Our lab is located at Baylor College of Medicine, situated in the thriving Texas Medical Center in Houston, the most diverse city in the nation. We encourage women and minorities with a background in immunology, microbiology, or stem cell biology to apply. Current projects in the lab include: Mediators of interferon-dependent HSC proliferation and differentiation. We conducted transcriptional profiling of HSCs from naïve and infected animals to identify molecular mediators of the HSC immune response. Currently we are characterizing candidate genes from that screen for their role in HSC quiescence and differentiation. Investigating the effects of antibiotic treatment on primitive hematopoiesis. We are utilizing a mouse model of long-term antibiotic therapy to investigate how changes in microbiome and basal inflammatory tone affect hematopoiesis. Role of Dnmt3a in hematopoietic stem cell survival during infection. We are investigating how epigenetic regulation participates in stress hematopoiesis and whether this pathway can be used to select against preleukemic hematopoietic stem cell clones.

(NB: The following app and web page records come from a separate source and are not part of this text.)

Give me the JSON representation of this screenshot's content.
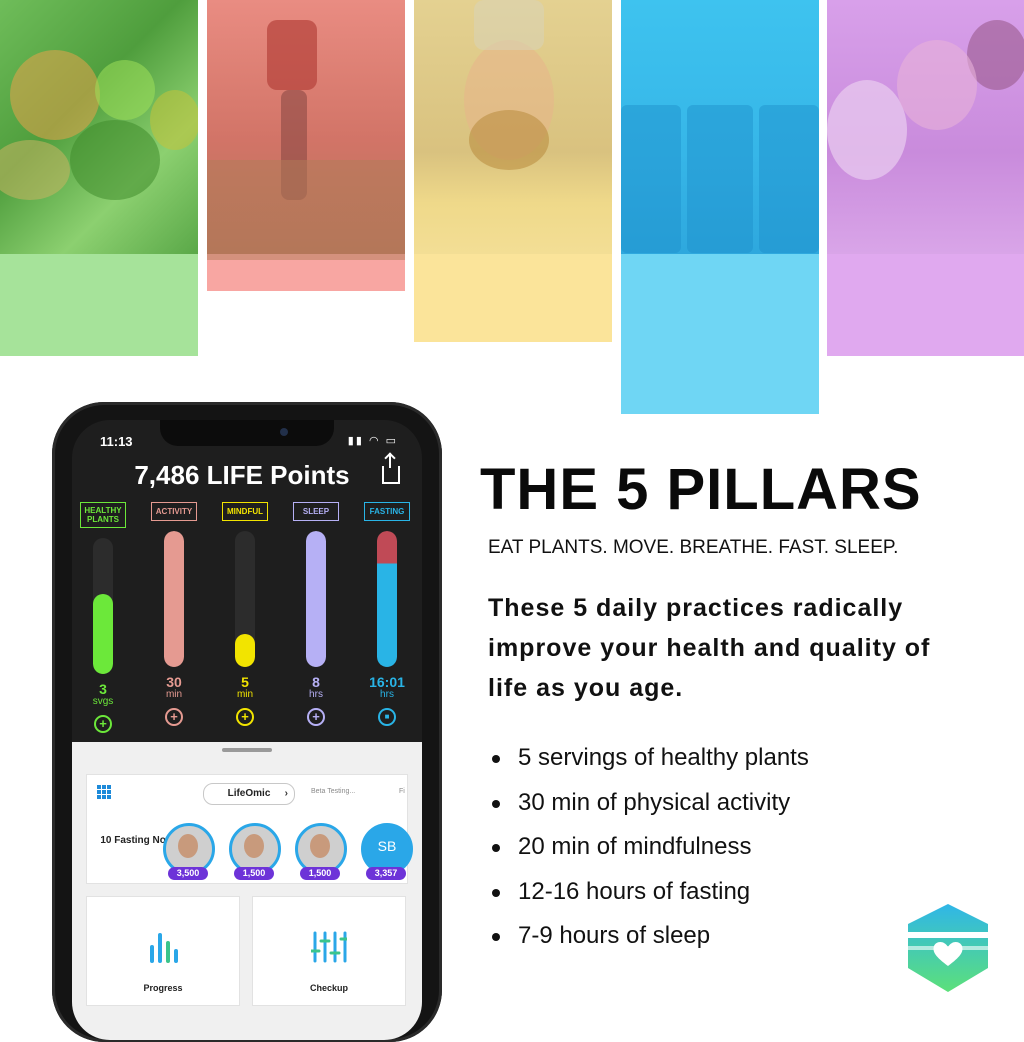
{
  "colors": {
    "plants": "#6ce83a",
    "activity": "#e86c60",
    "mindful": "#f2e400",
    "sleep": "#8c7cf0",
    "fasting": "#29b4e6",
    "fasting_top": "#c04a56",
    "avatar_ring": "#2aa7e8",
    "badge": "#6d33d8"
  },
  "phone": {
    "status_time": "11:13",
    "points_title": "7,486 LIFE Points",
    "pillars": [
      {
        "label": "HEALTHY PLANTS",
        "value": "3",
        "unit": "svgs",
        "color": "#6ce83a",
        "level": 0.59
      },
      {
        "label": "ACTIVITY",
        "value": "30",
        "unit": "min",
        "color": "#e59a91",
        "level": 1.0
      },
      {
        "label": "MINDFUL",
        "value": "5",
        "unit": "min",
        "color": "#f2e400",
        "level": 0.24
      },
      {
        "label": "SLEEP",
        "value": "8",
        "unit": "hrs",
        "color": "#b6b0f5",
        "level": 1.0
      },
      {
        "label": "FASTING",
        "value": "16:01",
        "unit": "hrs",
        "color": "#29b4e6",
        "level": 1.0
      }
    ],
    "community": {
      "tab_active": "LifeOmic",
      "tab_2": "Beta Testing...",
      "tab_3": "Fi",
      "fasting_now": "10 Fasting Now",
      "avatars": [
        {
          "badge": "3,500",
          "initials": ""
        },
        {
          "badge": "1,500",
          "initials": ""
        },
        {
          "badge": "1,500",
          "initials": ""
        },
        {
          "badge": "3,357",
          "initials": "SB"
        }
      ]
    },
    "tiles": {
      "progress": "Progress",
      "checkup": "Checkup"
    }
  },
  "content": {
    "title": "THE 5 PILLARS",
    "subtitle": "EAT PLANTS. MOVE. BREATHE. FAST. SLEEP.",
    "tagline": "These 5 daily practices radically improve your health and quality of life as you age.",
    "bullets": [
      "5 servings of healthy plants",
      "30 min of physical activity",
      "20 min of mindfulness",
      "12-16 hours of fasting",
      "7-9 hours of sleep"
    ]
  }
}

Matatall KA, Jeong M, Chen S, Sun D, Chen F, Mo Q, Kimmel M, and King KY. (2016) Chronic infection depletes hematopoietic stem cells through stress-induced terminal differentiation. Cell Reports. 17, 2584-95. PMID: 27926863.
Josefsdottir KS, Baldridge MT, Kadmon CS, and King KY. (2017) Antibiotics impair murine hematopoiesis by depleting intestinal microbiota. Blood. 129(6):729-739. PMID: 7879260.
Interested candidates should send a CV and cover letter to firstname.lastname@example.org.
Closing Date : 15-Mar-2017
Contact Person : Katrin Ottersbach
Contact Number : 0131 651 9511
Contact Email : email@example.com
Postdoctoral Fellow in Developmental Haematopoiesis and Infant Leukaemia MRC Centre for Regenerative Medicine & Edinburgh Cancer Research UK Centre The University of Edinburgh Applications are invited for a postdoctoral fellowship within the group of Dr Katrin Ottersbach, whose research centres on the developmental origins of haematopoiesis and infant leukaemia. The fellow will investigate the origin and pathogenesis of MLL-AF4-associated infant leukaemia, with a particular focus on the contribution of the foetal microenvironment. The MRC Centre for Regenerative Medicine provides a world-renowned environment designed to develop research careers of postdoctoral fellows and train them to become international leaders in stem cell and cancer biology.
The applicants must have a PhD in developmental biology, leukaemia or molecular biology/biochemistry and a minimum of 5 years’ research experience. The appointee should have experience in mouse models and multicolour flow cytometry, with additional experience in molecular biology techniques such as RNA-Seq and ATAC-Seq being highly desirable. Excellent communication and interpersonal skills and the ability to work as part of a team as well as semi-independently are crucial. This full-time post is available for 3 years in the first instance and available from 1 April 2017.